## Exercise aim:
Identify the line in which "Serialize everything readable" appears, then reproduce that line and all remaining lines of the records word for word.

[Opening Exercise input section]

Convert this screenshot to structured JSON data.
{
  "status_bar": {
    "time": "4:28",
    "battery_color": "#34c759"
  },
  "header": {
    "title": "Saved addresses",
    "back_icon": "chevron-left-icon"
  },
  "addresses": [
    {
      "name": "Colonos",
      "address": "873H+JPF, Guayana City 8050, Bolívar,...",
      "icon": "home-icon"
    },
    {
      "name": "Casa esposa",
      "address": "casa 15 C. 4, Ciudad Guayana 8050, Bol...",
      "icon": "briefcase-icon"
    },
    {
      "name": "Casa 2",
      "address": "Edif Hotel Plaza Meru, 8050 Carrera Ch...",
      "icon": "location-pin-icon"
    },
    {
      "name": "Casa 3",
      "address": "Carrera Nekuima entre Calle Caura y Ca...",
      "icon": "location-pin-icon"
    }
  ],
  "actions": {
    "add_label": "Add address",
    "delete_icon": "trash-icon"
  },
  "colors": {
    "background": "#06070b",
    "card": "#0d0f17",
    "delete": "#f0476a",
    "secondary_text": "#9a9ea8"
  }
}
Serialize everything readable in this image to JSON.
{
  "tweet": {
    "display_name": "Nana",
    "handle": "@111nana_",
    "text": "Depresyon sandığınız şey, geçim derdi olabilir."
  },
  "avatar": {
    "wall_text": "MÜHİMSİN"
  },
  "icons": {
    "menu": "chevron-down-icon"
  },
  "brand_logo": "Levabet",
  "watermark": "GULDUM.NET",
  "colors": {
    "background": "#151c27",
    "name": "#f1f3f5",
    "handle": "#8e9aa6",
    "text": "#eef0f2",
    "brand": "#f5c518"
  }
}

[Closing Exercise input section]

## Response to this exercise:
Serialize everything readable in this image to JSON.
{
  "tweet": {
    "display_name": "Nana",
    "handle": "@111nana_",
    "text": "Depresyon sandığınız şey, geçim derdi olabilir."
  },
  "avatar": {
    "wall_text": "MÜHİMSİN"
  },
  "icons": {
    "menu": "chevron-down-icon"
  },
  "brand_logo": "Levabet",
  "watermark": "GULDUM.NET",
  "colors": {
    "background": "#151c27",
    "name": "#f1f3f5",
    "handle": "#8e9aa6",
    "text": "#eef0f2",
    "brand": "#f5c518"
  }
}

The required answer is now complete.